This is the consideration phase. “I know you exist and sell t shirts – I am now thinking of maybe buying one of your t-shirts.”


This is the micro moments around interacting with the t-shirt that really push me towards the checkout. I go online and search for t-shirts. The designs resonate with the brands essence. There is a helpful tool to help me figure out which fit I want – slim fit versus regular. There is a big, prominent button that says “Add to Cart” with a message underneath saying I get “free delivery”. Im feeling like there should be nothing standing between me and this t-shirt and I toss it in the cart and pay conveniently by credit card.

This is the critical activation step.

Lots of people staring at your products in store? On your webpage? At your market stall? But few actually checking out? They may need a little push.
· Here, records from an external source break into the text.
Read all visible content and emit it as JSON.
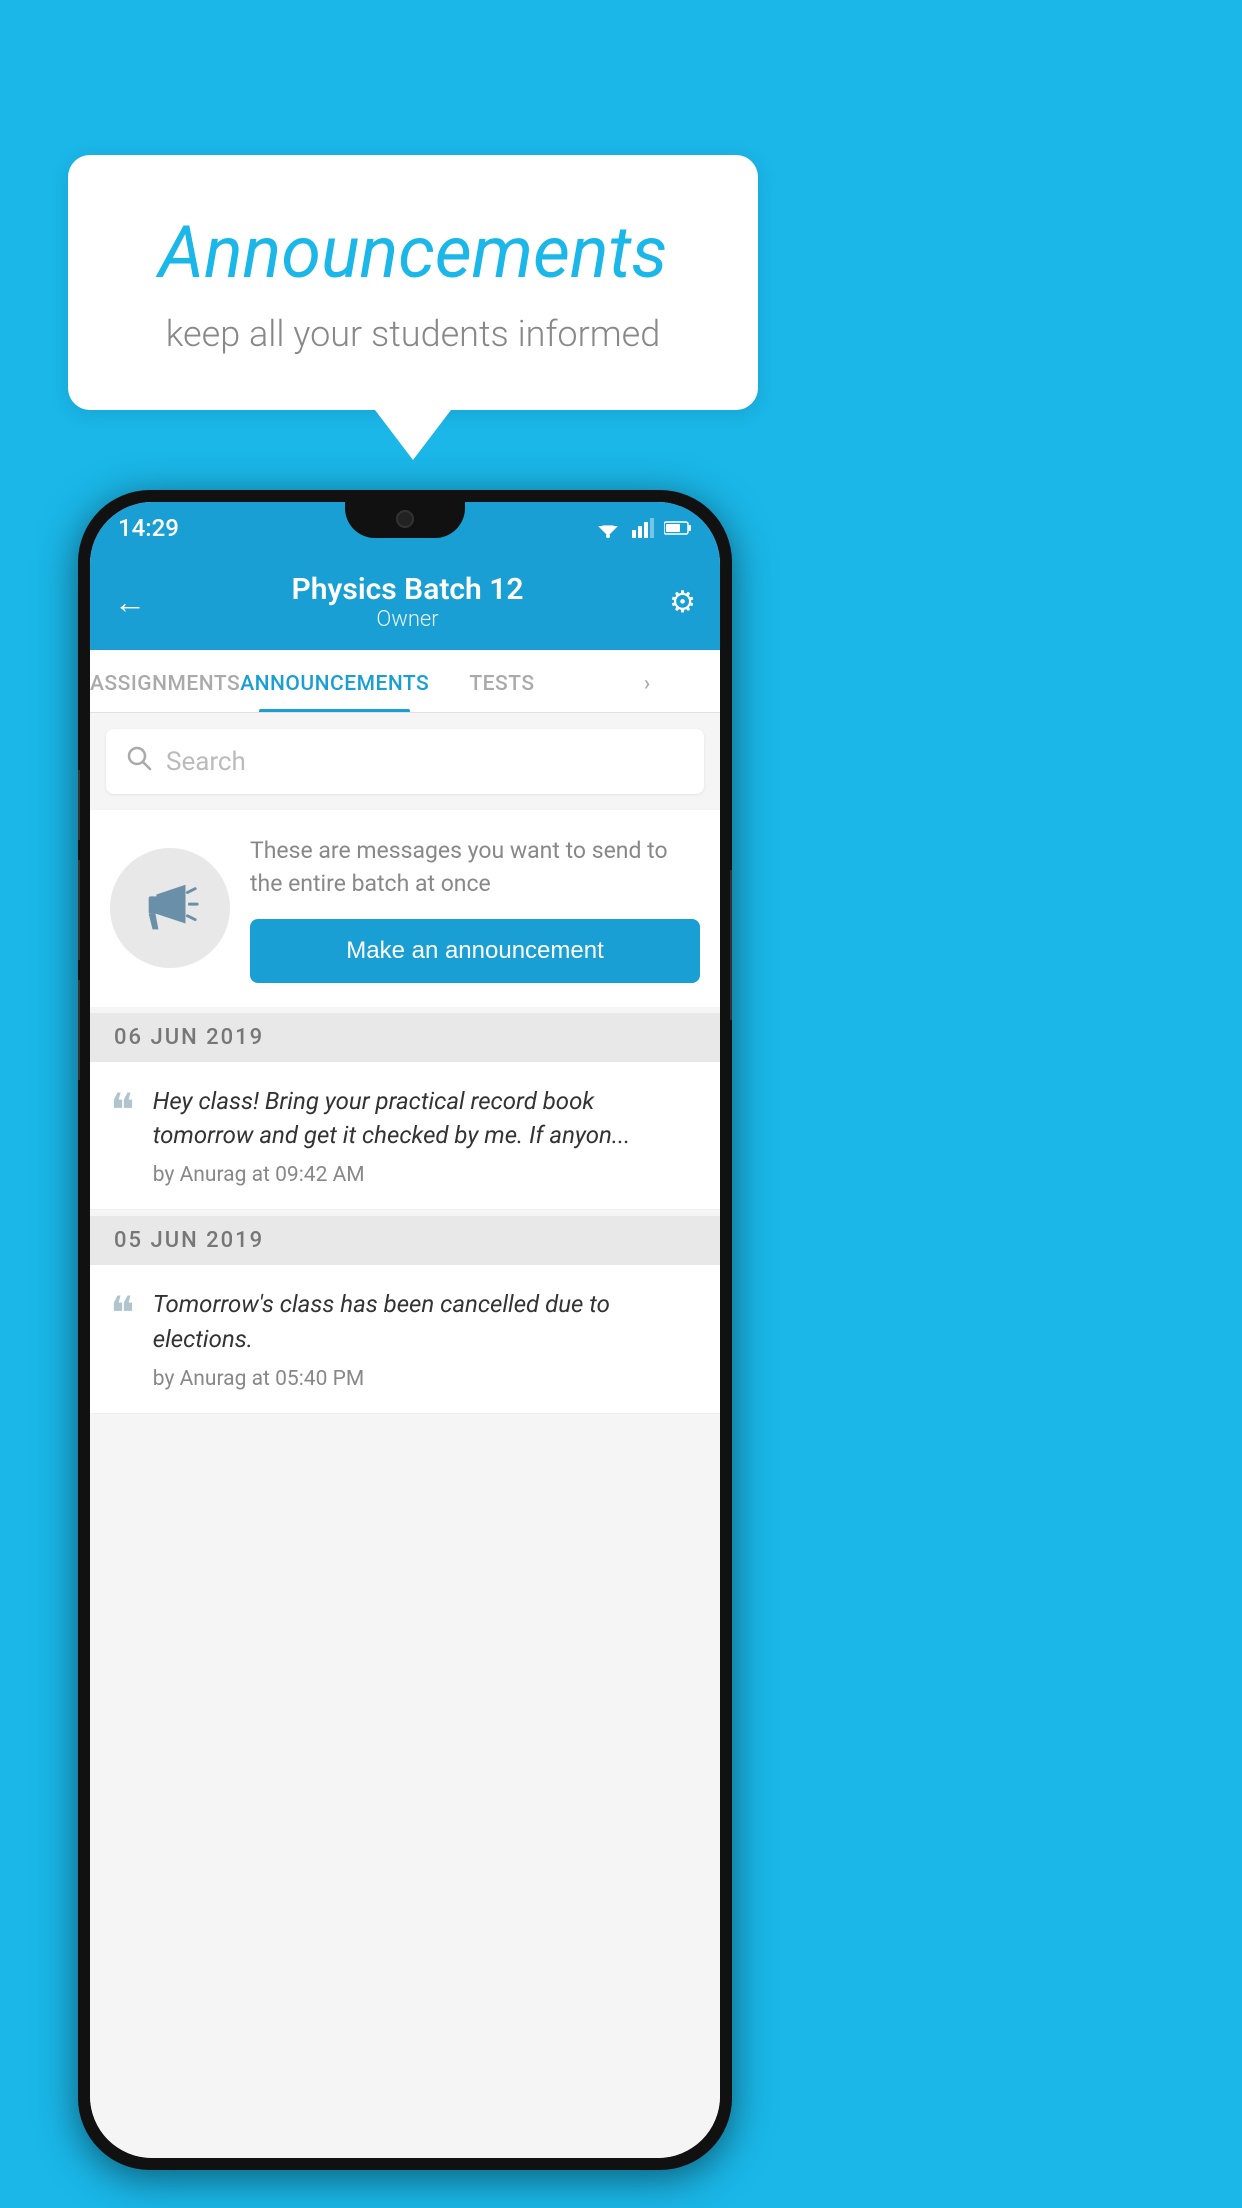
{
  "background_color": "#1ab7e8",
  "speech_bubble": {
    "title": "Announcements",
    "subtitle": "keep all your students informed"
  },
  "status_bar": {
    "time": "14:29"
  },
  "header": {
    "title": "Physics Batch 12",
    "subtitle": "Owner",
    "back_label": "←",
    "gear_label": "⚙"
  },
  "tabs": [
    {
      "label": "ASSIGNMENTS",
      "active": false
    },
    {
      "label": "ANNOUNCEMENTS",
      "active": true
    },
    {
      "label": "TESTS",
      "active": false
    },
    {
      "label": "›",
      "active": false
    }
  ],
  "search": {
    "placeholder": "Search"
  },
  "empty_state": {
    "description": "These are messages you want to send to the entire batch at once",
    "button_label": "Make an announcement"
  },
  "announcement_groups": [
    {
      "date": "06  JUN  2019",
      "items": [
        {
          "message": "Hey class! Bring your practical record book tomorrow and get it checked by me. If anyon...",
          "meta": "by Anurag at 09:42 AM"
        }
      ]
    },
    {
      "date": "05  JUN  2019",
      "items": [
        {
          "message": "Tomorrow's class has been cancelled due to elections.",
          "meta": "by Anurag at 05:40 PM"
        }
      ]
    }
  ]
}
How much does Nike invest in their stores? A ton. But surely if people are walking into the store then they want Nike goods? Yeah – sure. Doesn’t mean that they wont just browse and leave. That entire store - sales people, colours, music, layout and product placement – is purposefully designed to get you to buy something and not leave empty handed.

That is activation.

  • Door to door salesman – activation
  • Jehova’s Witnesses – activation
  • In store wine tasting – activation
  • Try it for free – activation
  • 30 day money back guarantee – activation


Simple – someone pays you and then owns one of your products.

Loyalty and Repeat Business

You want your customers to keep coming back (unless youre in the coffin business…).

They have already gone all the way through the funnel – found you, your brand and been interested enough and ACTIVATED enough to try it out. If you deliver on your promises of brand values and quality, it should be really easy to get them to buy your crisps / t shirts / cars again, right!

Better yet – if they love your stuff, they will tell their friends about it. Maybe even become an informal brand ambassador and post picture on facebook in their new t-shirt, next to their new car, in their new gym gear. Free and powerful advertising to their group of friends and followers.

Stepping back on the funnel as a whole

Purchasing funnel

As discussed, the funnel is seldom linear. I see brands and forget about brands. I don’t need a Nike golf shirt until I see Tiger Woods in the Masters and Im like “shit, he looks so good in that combination, I should get me some” – straight to activation where Nike is investing in brand awareness advertising.

A salesperson ignores me in store and Im now back to considering other brands – or worse still, I don’t buy a product at all!

Ive been a Nike person for years and Adidas invests in an awesome activation campaign in a local shopping mall. Suddenly I own 3 Adidas gof shirts, 3 pairs of shorts and Adidas sunglasses – yet Ive been aware of them for decades. What is this sorcery?!?!?!

Having said that, the funnel is a great way to think through where your customer is in their journey.

Who are they?

What are they thinking?

What are they feeling?

What information do they need to move forward?

What will cause them to move backward?

Who else are they thinking about at this point? Why?

How do we best reach them and serve them given where they are?

You will see how powerful this becomes when we start over laying marketing channels and media over the funnel in a future article.

The other elements which are critical to the customer through this process is consistency and trust. There is no better way to shake up the funnel than to sell a tough guy, adventurouslifestyle in your cinema brand advertising, but when someone goes to try out your cigarettes, there is a picture of a cat on the box.

Your Youtube video is hardcore and edgy with tattoos and piercings and motorcycles but your spring range of t shirts has grumpy cat on it.

The same customer is going through the funnel. How you engage with different customers in different stages and how you engage through the stages must be consistent.

And, most importantly, must be consistent with who you are as a brand and company and the products you eventually sell.

Problem Solving Step 3/7: Prioritisation

Problem Solving Step 3/7: Prioritisation